_The data:_
****************
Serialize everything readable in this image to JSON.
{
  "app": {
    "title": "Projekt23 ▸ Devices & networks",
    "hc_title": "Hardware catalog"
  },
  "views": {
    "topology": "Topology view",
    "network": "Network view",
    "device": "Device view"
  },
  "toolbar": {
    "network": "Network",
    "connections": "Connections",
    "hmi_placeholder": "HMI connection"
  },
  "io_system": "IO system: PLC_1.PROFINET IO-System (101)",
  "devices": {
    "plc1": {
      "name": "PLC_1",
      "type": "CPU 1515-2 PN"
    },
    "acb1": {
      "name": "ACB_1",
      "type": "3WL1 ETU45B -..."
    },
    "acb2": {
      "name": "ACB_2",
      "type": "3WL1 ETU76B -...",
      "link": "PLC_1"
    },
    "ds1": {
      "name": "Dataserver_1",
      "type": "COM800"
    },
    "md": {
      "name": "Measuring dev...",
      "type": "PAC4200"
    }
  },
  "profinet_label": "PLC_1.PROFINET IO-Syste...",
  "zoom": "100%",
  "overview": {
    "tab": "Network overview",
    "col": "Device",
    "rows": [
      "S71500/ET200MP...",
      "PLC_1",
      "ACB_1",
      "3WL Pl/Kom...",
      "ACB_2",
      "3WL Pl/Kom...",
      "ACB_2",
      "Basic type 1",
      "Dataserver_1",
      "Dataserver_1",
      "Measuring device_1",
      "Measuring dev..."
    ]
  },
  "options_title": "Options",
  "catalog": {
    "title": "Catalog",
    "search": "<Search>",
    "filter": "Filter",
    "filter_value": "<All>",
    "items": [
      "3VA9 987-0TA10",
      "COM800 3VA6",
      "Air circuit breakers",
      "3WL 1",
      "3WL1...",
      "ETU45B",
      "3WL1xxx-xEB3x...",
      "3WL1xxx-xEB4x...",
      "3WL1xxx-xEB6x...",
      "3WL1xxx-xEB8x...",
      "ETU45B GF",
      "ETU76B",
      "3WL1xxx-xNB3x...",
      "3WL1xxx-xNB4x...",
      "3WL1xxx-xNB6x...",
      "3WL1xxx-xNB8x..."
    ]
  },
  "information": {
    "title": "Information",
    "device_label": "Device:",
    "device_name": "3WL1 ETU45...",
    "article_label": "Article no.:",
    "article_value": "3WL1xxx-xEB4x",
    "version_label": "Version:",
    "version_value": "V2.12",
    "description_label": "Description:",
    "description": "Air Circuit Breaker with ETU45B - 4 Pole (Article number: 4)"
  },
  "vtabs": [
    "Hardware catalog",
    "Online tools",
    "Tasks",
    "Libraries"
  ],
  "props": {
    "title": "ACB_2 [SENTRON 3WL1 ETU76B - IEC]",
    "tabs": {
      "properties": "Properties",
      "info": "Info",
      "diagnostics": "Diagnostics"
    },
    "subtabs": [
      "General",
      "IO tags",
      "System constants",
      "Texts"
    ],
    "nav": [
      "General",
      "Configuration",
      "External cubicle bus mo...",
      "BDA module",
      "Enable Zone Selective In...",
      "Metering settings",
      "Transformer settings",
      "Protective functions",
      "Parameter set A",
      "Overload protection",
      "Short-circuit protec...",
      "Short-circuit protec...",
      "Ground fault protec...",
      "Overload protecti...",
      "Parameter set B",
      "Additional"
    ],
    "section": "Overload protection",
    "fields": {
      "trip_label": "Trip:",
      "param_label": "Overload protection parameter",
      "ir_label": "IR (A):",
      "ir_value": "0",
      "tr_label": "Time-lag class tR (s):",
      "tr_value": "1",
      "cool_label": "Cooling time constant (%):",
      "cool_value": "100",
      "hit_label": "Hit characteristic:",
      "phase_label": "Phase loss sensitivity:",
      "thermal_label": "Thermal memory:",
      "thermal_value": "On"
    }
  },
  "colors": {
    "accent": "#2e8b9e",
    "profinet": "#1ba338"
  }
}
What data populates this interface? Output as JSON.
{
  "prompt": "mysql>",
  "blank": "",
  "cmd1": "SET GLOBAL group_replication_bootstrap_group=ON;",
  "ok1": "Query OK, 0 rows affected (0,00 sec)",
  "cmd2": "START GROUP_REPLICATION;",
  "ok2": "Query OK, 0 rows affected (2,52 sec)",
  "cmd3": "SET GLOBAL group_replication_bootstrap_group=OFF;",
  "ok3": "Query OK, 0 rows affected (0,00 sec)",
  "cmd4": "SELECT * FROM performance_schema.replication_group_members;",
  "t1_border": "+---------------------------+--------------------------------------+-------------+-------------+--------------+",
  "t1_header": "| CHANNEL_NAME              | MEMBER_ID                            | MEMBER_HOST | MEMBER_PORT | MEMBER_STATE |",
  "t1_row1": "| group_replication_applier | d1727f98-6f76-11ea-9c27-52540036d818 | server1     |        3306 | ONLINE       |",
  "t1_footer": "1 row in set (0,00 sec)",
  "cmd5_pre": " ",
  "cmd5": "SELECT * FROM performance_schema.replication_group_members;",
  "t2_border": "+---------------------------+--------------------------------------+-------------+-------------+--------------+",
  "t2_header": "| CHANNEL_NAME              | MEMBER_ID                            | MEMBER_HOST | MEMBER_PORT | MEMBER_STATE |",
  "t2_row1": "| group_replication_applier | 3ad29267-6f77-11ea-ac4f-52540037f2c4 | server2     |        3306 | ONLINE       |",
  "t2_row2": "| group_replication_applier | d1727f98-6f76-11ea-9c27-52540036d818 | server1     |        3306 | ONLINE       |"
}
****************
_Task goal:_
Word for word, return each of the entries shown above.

_Your response:_
Serialize everything readable in this image to JSON.
{
  "app": {
    "title": "Projekt23 ▸ Devices & networks",
    "hc_title": "Hardware catalog"
  },
  "views": {
    "topology": "Topology view",
    "network": "Network view",
    "device": "Device view"
  },
  "toolbar": {
    "network": "Network",
    "connections": "Connections",
    "hmi_placeholder": "HMI connection"
  },
  "io_system": "IO system: PLC_1.PROFINET IO-System (101)",
  "devices": {
    "plc1": {
      "name": "PLC_1",
      "type": "CPU 1515-2 PN"
    },
    "acb1": {
      "name": "ACB_1",
      "type": "3WL1 ETU45B -..."
    },
    "acb2": {
      "name": "ACB_2",
      "type": "3WL1 ETU76B -...",
      "link": "PLC_1"
    },
    "ds1": {
      "name": "Dataserver_1",
      "type": "COM800"
    },
    "md": {
      "name": "Measuring dev...",
      "type": "PAC4200"
    }
  },
  "profinet_label": "PLC_1.PROFINET IO-Syste...",
  "zoom": "100%",
  "overview": {
    "tab": "Network overview",
    "col": "Device",
    "rows": [
      "S71500/ET200MP...",
      "PLC_1",
      "ACB_1",
      "3WL Pl/Kom...",
      "ACB_2",
      "3WL Pl/Kom...",
      "ACB_2",
      "Basic type 1",
      "Dataserver_1",
      "Dataserver_1",
      "Measuring device_1",
      "Measuring dev..."
    ]
  },
  "options_title": "Options",
  "catalog": {
    "title": "Catalog",
    "search": "<Search>",
    "filter": "Filter",
    "filter_value": "<All>",
    "items": [
      "3VA9 987-0TA10",
      "COM800 3VA6",
      "Air circuit breakers",
      "3WL 1",
      "3WL1...",
      "ETU45B",
      "3WL1xxx-xEB3x...",
      "3WL1xxx-xEB4x...",
      "3WL1xxx-xEB6x...",
      "3WL1xxx-xEB8x...",
      "ETU45B GF",
      "ETU76B",
      "3WL1xxx-xNB3x...",
      "3WL1xxx-xNB4x...",
      "3WL1xxx-xNB6x...",
      "3WL1xxx-xNB8x..."
    ]
  },
  "information": {
    "title": "Information",
    "device_label": "Device:",
    "device_name": "3WL1 ETU45...",
    "article_label": "Article no.:",
    "article_value": "3WL1xxx-xEB4x",
    "version_label": "Version:",
    "version_value": "V2.12",
    "description_label": "Description:",
    "description": "Air Circuit Breaker with ETU45B - 4 Pole (Article number: 4)"
  },
  "vtabs": [
    "Hardware catalog",
    "Online tools",
    "Tasks",
    "Libraries"
  ],
  "props": {
    "title": "ACB_2 [SENTRON 3WL1 ETU76B - IEC]",
    "tabs": {
      "properties": "Properties",
      "info": "Info",
      "diagnostics": "Diagnostics"
    },
    "subtabs": [
      "General",
      "IO tags",
      "System constants",
      "Texts"
    ],
    "nav": [
      "General",
      "Configuration",
      "External cubicle bus mo...",
      "BDA module",
      "Enable Zone Selective In...",
      "Metering settings",
      "Transformer settings",
      "Protective functions",
      "Parameter set A",
      "Overload protection",
      "Short-circuit protec...",
      "Short-circuit protec...",
      "Ground fault protec...",
      "Overload protecti...",
      "Parameter set B",
      "Additional"
    ],
    "section": "Overload protection",
    "fields": {
      "trip_label": "Trip:",
      "param_label": "Overload protection parameter",
      "ir_label": "IR (A):",
      "ir_value": "0",
      "tr_label": "Time-lag class tR (s):",
      "tr_value": "1",
      "cool_label": "Cooling time constant (%):",
      "cool_value": "100",
      "hit_label": "Hit characteristic:",
      "phase_label": "Phase loss sensitivity:",
      "thermal_label": "Thermal memory:",
      "thermal_value": "On"
    }
  },
  "colors": {
    "accent": "#2e8b9e",
    "profinet": "#1ba338"
  }
}
What data populates this interface? Output as JSON.
{
  "prompt": "mysql>",
  "blank": "",
  "cmd1": "SET GLOBAL group_replication_bootstrap_group=ON;",
  "ok1": "Query OK, 0 rows affected (0,00 sec)",
  "cmd2": "START GROUP_REPLICATION;",
  "ok2": "Query OK, 0 rows affected (2,52 sec)",
  "cmd3": "SET GLOBAL group_replication_bootstrap_group=OFF;",
  "ok3": "Query OK, 0 rows affected (0,00 sec)",
  "cmd4": "SELECT * FROM performance_schema.replication_group_members;",
  "t1_border": "+---------------------------+--------------------------------------+-------------+-------------+--------------+",
  "t1_header": "| CHANNEL_NAME              | MEMBER_ID                            | MEMBER_HOST | MEMBER_PORT | MEMBER_STATE |",
  "t1_row1": "| group_replication_applier | d1727f98-6f76-11ea-9c27-52540036d818 | server1     |        3306 | ONLINE       |",
  "t1_footer": "1 row in set (0,00 sec)",
  "cmd5_pre": " ",
  "cmd5": "SELECT * FROM performance_schema.replication_group_members;",
  "t2_border": "+---------------------------+--------------------------------------+-------------+-------------+--------------+",
  "t2_header": "| CHANNEL_NAME              | MEMBER_ID                            | MEMBER_HOST | MEMBER_PORT | MEMBER_STATE |",
  "t2_row1": "| group_replication_applier | 3ad29267-6f77-11ea-ac4f-52540037f2c4 | server2     |        3306 | ONLINE       |",
  "t2_row2": "| group_replication_applier | d1727f98-6f76-11ea-9c27-52540036d818 | server1     |        3306 | ONLINE       |"
}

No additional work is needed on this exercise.